• [Task statement]: Your task is to copy the records that follow exactly, minus any images.

[Entries from a dataset of interfaces]
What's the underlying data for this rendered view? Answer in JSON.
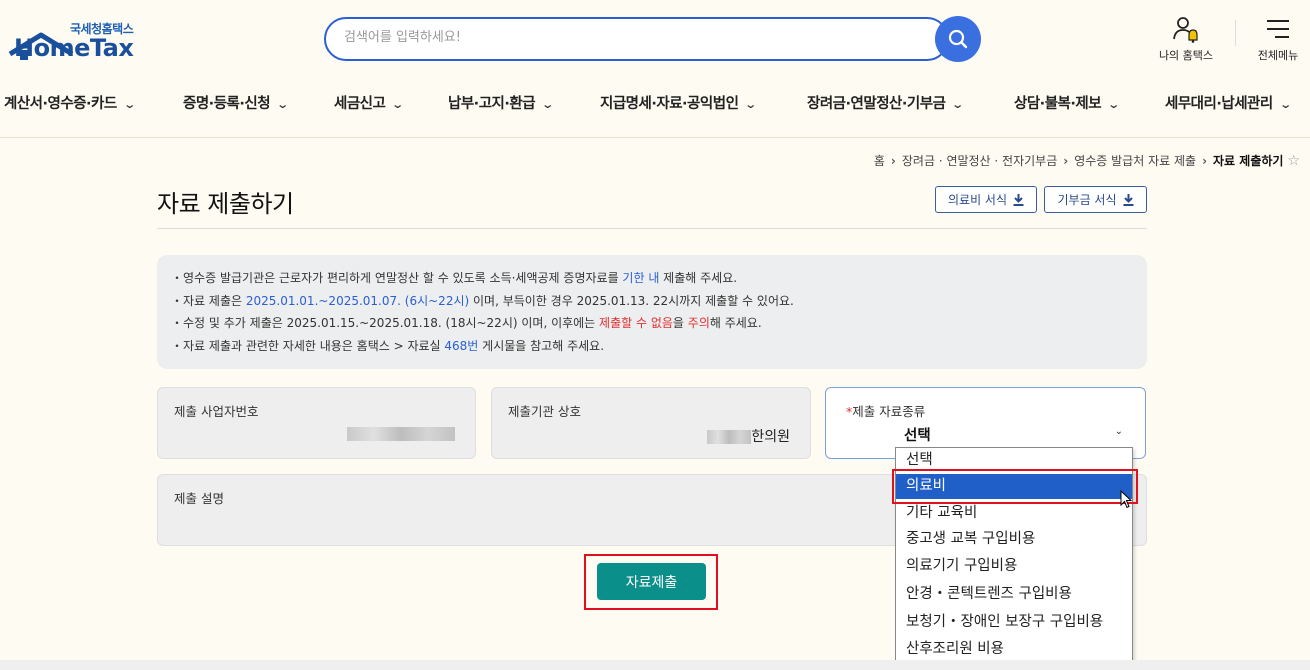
{
  "header": {
    "logo_sub": "국세청홈택스",
    "logo_main": "HomeTax",
    "search_placeholder": "검색어를 입력하세요!",
    "my_hometax": "나의 홈택스",
    "all_menu": "전체메뉴"
  },
  "gnb": [
    "계산서·영수증·카드",
    "증명·등록·신청",
    "세금신고",
    "납부·고지·환급",
    "지급명세·자료·공익법인",
    "장려금·연말정산·기부금",
    "상담·불복·제보",
    "세무대리·납세관리"
  ],
  "breadcrumb": {
    "items": [
      "홈",
      "장려금 · 연말정산 · 전자기부금",
      "영수증 발급처 자료 제출"
    ],
    "current": "자료 제출하기"
  },
  "page": {
    "title": "자료 제출하기",
    "medical_form_btn": "의료비 서식",
    "donation_form_btn": "기부금 서식"
  },
  "info": {
    "line1_a": "영수증 발급기관은 근로자가 편리하게 연말정산 할 수 있도록 소득·세액공제 증명자료를 ",
    "line1_b": "기한 내",
    "line1_c": " 제출해 주세요.",
    "line2_a": "자료 제출은 ",
    "line2_b": "2025.01.01.~2025.01.07. (6시~22시)",
    "line2_c": " 이며, 부득이한 경우 2025.01.13. 22시까지 제출할 수 있어요.",
    "line3_a": "수정 및 추가 제출은 2025.01.15.~2025.01.18. (18시~22시) 이며, 이후에는 ",
    "line3_b": "제출할 수 없음",
    "line3_c": "을 ",
    "line3_d": "주의",
    "line3_e": "해 주세요.",
    "line4_a": "자료 제출과 관련한 자세한 내용은 홈택스 > 자료실 ",
    "line4_b": "468번",
    "line4_c": " 게시물을 참고해 주세요."
  },
  "fields": {
    "biz_no_label": "제출 사업자번호",
    "org_name_label": "제출기관 상호",
    "org_name_suffix": "한의원",
    "type_label": "제출 자료종류",
    "type_required": "*",
    "type_value": "선택",
    "desc_label": "제출 설명"
  },
  "dropdown": {
    "options": [
      "선택",
      "의료비",
      "기타 교육비",
      "중고생 교복 구입비용",
      "의료기기 구입비용",
      "안경・콘텍트렌즈 구입비용",
      "보청기・장애인 보장구 구입비용",
      "산후조리원 비용"
    ],
    "highlighted_index": 1
  },
  "submit_label": "자료제출",
  "colors": {
    "accent_blue": "#2a5fd3",
    "teal_button": "#0a8f8a",
    "highlight_red": "#e0101f",
    "selected_option": "#1f5fc7"
  }
}
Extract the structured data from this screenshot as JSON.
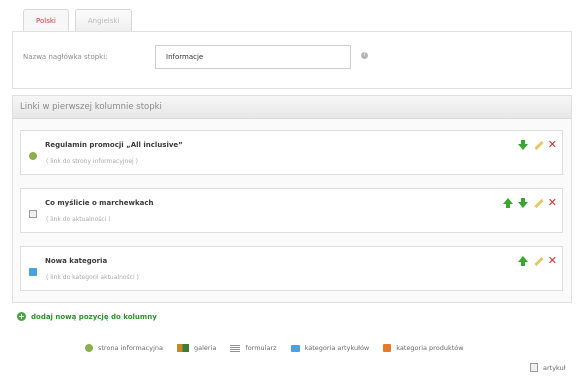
{
  "tabs": [
    {
      "label": "Polski",
      "active": true
    },
    {
      "label": "Angielski",
      "active": false
    }
  ],
  "header_form": {
    "label": "Nazwa nagłówka stopki:",
    "value": "Informacje",
    "help": "?"
  },
  "panel": {
    "title": "Linki w pierwszej kolumnie stopki",
    "items": [
      {
        "title": "Regulamin promocji „All inclusive”",
        "subtitle": "( link do strony informacyjnej )",
        "icon": "info-icon",
        "actions": [
          "move-down",
          "edit",
          "delete"
        ]
      },
      {
        "title": "Co myślicie o marchewkach",
        "subtitle": "( link do aktualności )",
        "icon": "article-icon",
        "actions": [
          "move-up",
          "move-down",
          "edit",
          "delete"
        ]
      },
      {
        "title": "Nowa kategoria",
        "subtitle": "( link do kategorii aktualności )",
        "icon": "category-icon",
        "actions": [
          "move-up",
          "edit",
          "delete"
        ]
      }
    ]
  },
  "add_link": "dodaj nową pozycję do kolumny",
  "legend": [
    {
      "label": "strona informacyjna",
      "icon": "info-icon"
    },
    {
      "label": "galeria",
      "icon": "gallery-icon"
    },
    {
      "label": "formularz",
      "icon": "form-icon"
    },
    {
      "label": "kategoria artykułów",
      "icon": "category-icon"
    },
    {
      "label": "kategoria produktów",
      "icon": "product-category-icon"
    },
    {
      "label": "artykuł",
      "icon": "article-icon"
    }
  ],
  "colors": {
    "accent_red": "#d43a3a",
    "action_green": "#37a72e",
    "delete_red": "#d9302c"
  }
}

• [Task output]:
What's the underlying data for this rendered view? Answer in JSON.
{
  "header": {
    "logo_sub": "국세청홈택스",
    "logo_main": "HomeTax",
    "search_placeholder": "검색어를 입력하세요!",
    "my_hometax": "나의 홈택스",
    "all_menu": "전체메뉴"
  },
  "gnb": [
    "계산서·영수증·카드",
    "증명·등록·신청",
    "세금신고",
    "납부·고지·환급",
    "지급명세·자료·공익법인",
    "장려금·연말정산·기부금",
    "상담·불복·제보",
    "세무대리·납세관리"
  ],
  "breadcrumb": {
    "items": [
      "홈",
      "장려금 · 연말정산 · 전자기부금",
      "영수증 발급처 자료 제출"
    ],
    "current": "자료 제출하기"
  },
  "page": {
    "title": "자료 제출하기",
    "medical_form_btn": "의료비 서식",
    "donation_form_btn": "기부금 서식"
  },
  "info": {
    "line1_a": "영수증 발급기관은 근로자가 편리하게 연말정산 할 수 있도록 소득·세액공제 증명자료를 ",
    "line1_b": "기한 내",
    "line1_c": " 제출해 주세요.",
    "line2_a": "자료 제출은 ",
    "line2_b": "2025.01.01.~2025.01.07. (6시~22시)",
    "line2_c": " 이며, 부득이한 경우 2025.01.13. 22시까지 제출할 수 있어요.",
    "line3_a": "수정 및 추가 제출은 2025.01.15.~2025.01.18. (18시~22시) 이며, 이후에는 ",
    "line3_b": "제출할 수 없음",
    "line3_c": "을 ",
    "line3_d": "주의",
    "line3_e": "해 주세요.",
    "line4_a": "자료 제출과 관련한 자세한 내용은 홈택스 > 자료실 ",
    "line4_b": "468번",
    "line4_c": " 게시물을 참고해 주세요."
  },
  "fields": {
    "biz_no_label": "제출 사업자번호",
    "org_name_label": "제출기관 상호",
    "org_name_suffix": "한의원",
    "type_label": "제출 자료종류",
    "type_required": "*",
    "type_value": "선택",
    "desc_label": "제출 설명"
  },
  "dropdown": {
    "options": [
      "선택",
      "의료비",
      "기타 교육비",
      "중고생 교복 구입비용",
      "의료기기 구입비용",
      "안경・콘텍트렌즈 구입비용",
      "보청기・장애인 보장구 구입비용",
      "산후조리원 비용"
    ],
    "highlighted_index": 1
  },
  "submit_label": "자료제출",
  "colors": {
    "accent_blue": "#2a5fd3",
    "teal_button": "#0a8f8a",
    "highlight_red": "#e0101f",
    "selected_option": "#1f5fc7"
  }
}
Extract the structured data from this screenshot as JSON.
{
  "tabs": [
    {
      "label": "Polski",
      "active": true
    },
    {
      "label": "Angielski",
      "active": false
    }
  ],
  "header_form": {
    "label": "Nazwa nagłówka stopki:",
    "value": "Informacje",
    "help": "?"
  },
  "panel": {
    "title": "Linki w pierwszej kolumnie stopki",
    "items": [
      {
        "title": "Regulamin promocji „All inclusive”",
        "subtitle": "( link do strony informacyjnej )",
        "icon": "info-icon",
        "actions": [
          "move-down",
          "edit",
          "delete"
        ]
      },
      {
        "title": "Co myślicie o marchewkach",
        "subtitle": "( link do aktualności )",
        "icon": "article-icon",
        "actions": [
          "move-up",
          "move-down",
          "edit",
          "delete"
        ]
      },
      {
        "title": "Nowa kategoria",
        "subtitle": "( link do kategorii aktualności )",
        "icon": "category-icon",
        "actions": [
          "move-up",
          "edit",
          "delete"
        ]
      }
    ]
  },
  "add_link": "dodaj nową pozycję do kolumny",
  "legend": [
    {
      "label": "strona informacyjna",
      "icon": "info-icon"
    },
    {
      "label": "galeria",
      "icon": "gallery-icon"
    },
    {
      "label": "formularz",
      "icon": "form-icon"
    },
    {
      "label": "kategoria artykułów",
      "icon": "category-icon"
    },
    {
      "label": "kategoria produktów",
      "icon": "product-category-icon"
    },
    {
      "label": "artykuł",
      "icon": "article-icon"
    }
  ],
  "colors": {
    "accent_red": "#d43a3a",
    "action_green": "#37a72e",
    "delete_red": "#d9302c"
  }
}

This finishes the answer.